Getting to the heart of the problem with this self-dizzying suspense yarn may require thinking on its own terms. Computer-related angles of chatting, on-line hookups, and false on-line identities play into the tangled plot of murder, deceit, and the male/corporate power elite, and the film itself seems ultimately done in by the dangers of multi-tasking. With so many strands and thematic programs running simultaneously, it becomes a web of unfinished ideas, a string of communications left undone. As a result, we tend to respond with a hearty “who cares” shrug when the twisted endings of this whodunit finally arrive.

“All it takes to commit a murder is the right ingredients at the right time,” says frustrated investigative journalist Halle Berry early in the film, setting up its T-shirt-ready tag line. After having her expose of a politician kyboshed in a standard game of corporate-political cronyism, Berry quits her N.Y.C newspaper gig (where she, of course, wrote under a male pseudonym-no identity is pure in this story). She fixes her fierce investigative gaze on a philandering ad exec (Bruce Willis), who-as she tells her doting, nerdy, and at least slightly creepy journalist ally (Giovanni Ribisi)-is guilty of killing her girlfriend.

Questions start pouring into the premise like a torrent: Who is who and where are the bodies and secrets buried? And what is the password and who’s really behind that screen name? Stick around to the end, if you dare.

In a strange way, the one connective tissue in the mess is Halle Berry’s face, which is duly explored and caressed in its on-screen presence. There’s Halle in professional mode, there she is in temptress make-up, and there she is sans make-up and haunted-looking, revealing her evil persona. One of the most beautiful actresses in Hollywood, Berry has also shown herself to be a strong performer, given good material to work with. Perfect Stranger is too imperfect and too implausible to give her much to latch onto. She sure lights up a screen, though.

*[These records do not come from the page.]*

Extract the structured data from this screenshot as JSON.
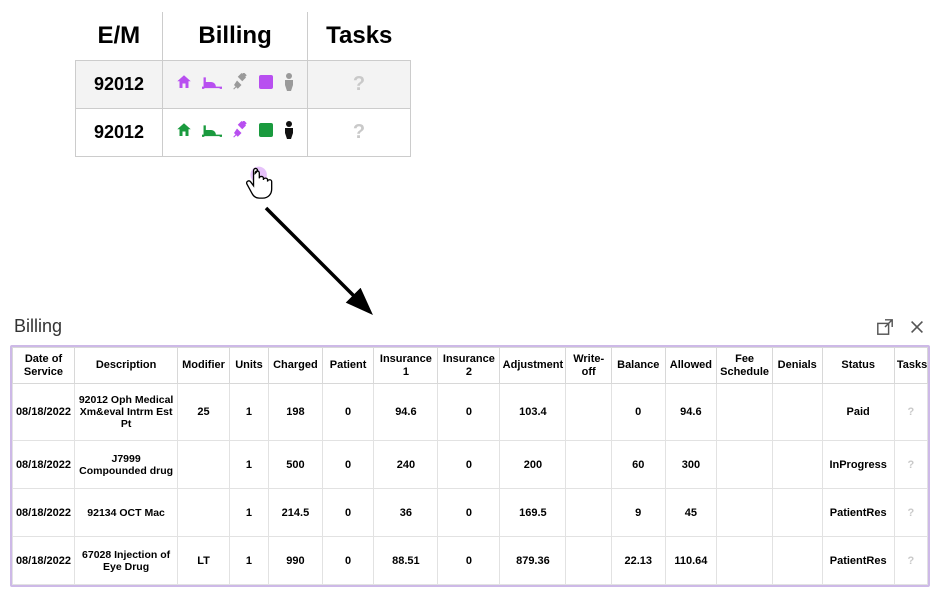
{
  "top": {
    "headers": {
      "em": "E/M",
      "billing": "Billing",
      "tasks": "Tasks"
    },
    "rows": [
      {
        "em": "92012",
        "tasks": "?"
      },
      {
        "em": "92012",
        "tasks": "?"
      }
    ]
  },
  "iconColors": {
    "purple": "#b84ff0",
    "green": "#1a9a3e",
    "gray": "#9a9a9a",
    "black": "#111"
  },
  "panel": {
    "title": "Billing",
    "columns": {
      "dos": "Date of Service",
      "desc": "Description",
      "mod": "Modifier",
      "units": "Units",
      "charged": "Charged",
      "patient": "Patient",
      "ins1": "Insurance 1",
      "ins2": "Insurance 2",
      "adj": "Adjustment",
      "wo": "Write-off",
      "bal": "Balance",
      "allow": "Allowed",
      "fee": "Fee Schedule",
      "den": "Denials",
      "status": "Status",
      "tasks": "Tasks"
    },
    "rows": [
      {
        "dos": "08/18/2022",
        "desc": "92012 Oph Medical Xm&eval Intrm Est Pt",
        "mod": "25",
        "units": "1",
        "charged": "198",
        "patient": "0",
        "ins1": "94.6",
        "ins2": "0",
        "adj": "103.4",
        "wo": "",
        "bal": "0",
        "allow": "94.6",
        "fee": "",
        "den": "",
        "status": "Paid",
        "tasks": "?"
      },
      {
        "dos": "08/18/2022",
        "desc": "J7999 Compounded drug",
        "mod": "",
        "units": "1",
        "charged": "500",
        "patient": "0",
        "ins1": "240",
        "ins2": "0",
        "adj": "200",
        "wo": "",
        "bal": "60",
        "allow": "300",
        "fee": "",
        "den": "",
        "status": "InProgress",
        "tasks": "?"
      },
      {
        "dos": "08/18/2022",
        "desc": "92134 OCT Mac",
        "mod": "",
        "units": "1",
        "charged": "214.5",
        "patient": "0",
        "ins1": "36",
        "ins2": "0",
        "adj": "169.5",
        "wo": "",
        "bal": "9",
        "allow": "45",
        "fee": "",
        "den": "",
        "status": "PatientRes",
        "tasks": "?"
      },
      {
        "dos": "08/18/2022",
        "desc": "67028 Injection of Eye Drug",
        "mod": "LT",
        "units": "1",
        "charged": "990",
        "patient": "0",
        "ins1": "88.51",
        "ins2": "0",
        "adj": "879.36",
        "wo": "",
        "bal": "22.13",
        "allow": "110.64",
        "fee": "",
        "den": "",
        "status": "PatientRes",
        "tasks": "?"
      }
    ]
  }
}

Please note this login is to submit events or press releases. Use this page here to login for your Independent subscription

Not a member? Sign up here.